(NewsNation Now) — Ukrainian civilians are fleeing after finding their lives at risk on the second day of Russia’s invasion, shelling on the outskirts of Ukraine’s capital, Kyiv, struck their residential building before dawn.
Many civilians, horrified to find their lives at risk, started to flee during the attack’s first hours. Amid the smoke and the wailing of car alarms Friday, Yurii Zhyhanov and his family packed and joined them.
“What are you doing? What is this?” Zhyhanov said, addressing Russia and gesturing to the damaged building behind him. “If you want to attack military personnel, attack military personnel. This is all I can say.”
Those who didn’t wake to explosions were roused by another day of air raid sirens. Then came the news that Russian forces had advanced to the outskirts of the capital.
“I grabbed my daughter, and we basically went to the bathroom. I can’t describe how stressful this is,” said Oleksandr Ivanov, a Kharkiv resident and political activist.
Ivanov said he and his 7-year-old daughter have been taking shelter in his apartment’s bathroom because, “It’s the safest place without windows.”
He said his daughter is scared to death.
“She was just trembling and crying. the only thing I could do — I was hugging her and telling her that dad is with you, don’t worry, I’m going to protect you, it’s going to be fine,” Ivanov recalled.
Arina Otbliesk, a student in Kyiv, said she woke up to her home shaking and what felt like an earthquake.
She said her classes have been canceled with no word of return, and buildings around her school are gone.
“I am terrified of seeing my family harmed. I am terrified of just all this ending like that. I am terrified that my country will disappear,” she said.
Otbliesk’s friends are taking shelter in metro stations.

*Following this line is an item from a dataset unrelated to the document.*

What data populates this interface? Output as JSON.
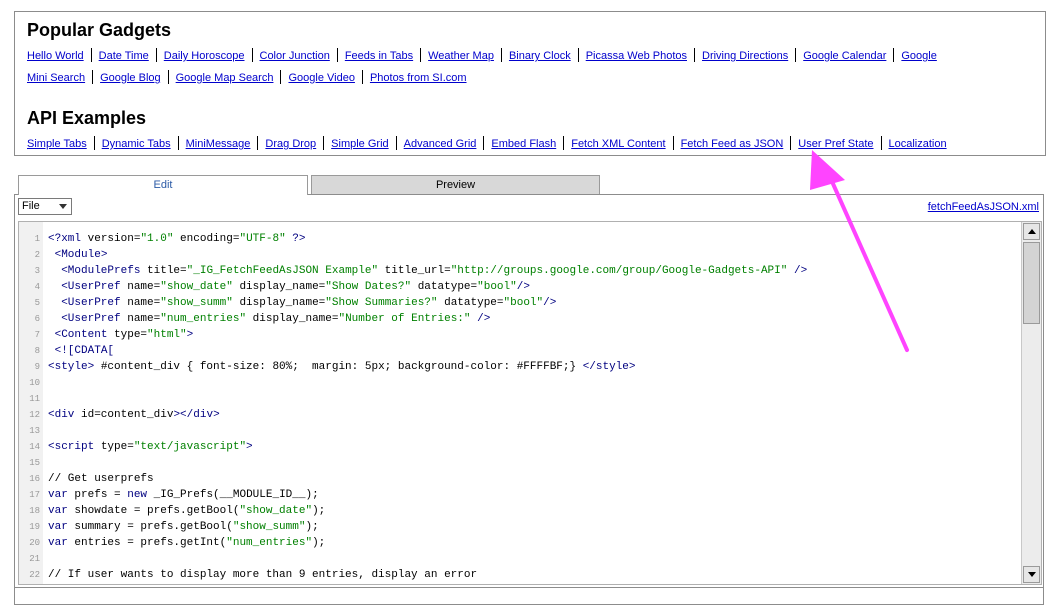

When NewsNation asked her why she and her family weren’t fleeing as other Ukrainians have, Otbliesk said “we don’t know what to do now because the traffic from Kyiv is well huge.”
“The traffic is disastrous, the lines of thousands of cars and many kilometers long, it’s absolutely terrible, people are terrified,” Ivanov said.
Others like Serhiy Kvit, a Kyiv-Mohyla School of Journalism professor, are taking shelter in underground garages, but also with no intention of leaving the country.
“The situation is very dangerous, but I personally have a lot of responsibilities,” Kvit said.
“It’s my country, we need to defend it,” Ivanov said. “I have lots of friends, I have relatives here, we need to stand up. We have no choice, it’s all-in war for us.”
Several Ukrainian civilians, NewsNation spoke said they plan to stay and fight for their country, no matter how bad it gets.
Meanwhile, at a train station just across the border in Poland, hundreds of people from Ukraine sought shelter. Some curled up on cots, trying to sleep. A woman stroked the hair of a young girl.
One of those at the station was Andry Borysov, who said he had heard the rush of something flying overhead and then an explosion as he hurried to catch a train out of Kyiv.
“It was an unmistakable sound,” he said.
Some hesitated to leave Ukraine, even as they stood on railway platforms.
In Kostiantynivka, a government-controlled area in the separatist-held Donetsk People’s Republic, a woman who gave only her first name, Yelena, appeared undecided.
“It’s 50-50 on whether it is worth leaving or not,” she said. “But it wouldn’t hurt to leave for a couple days, for a weekend.”
Others leaving Ukraine knew it might take much longer before they could return home.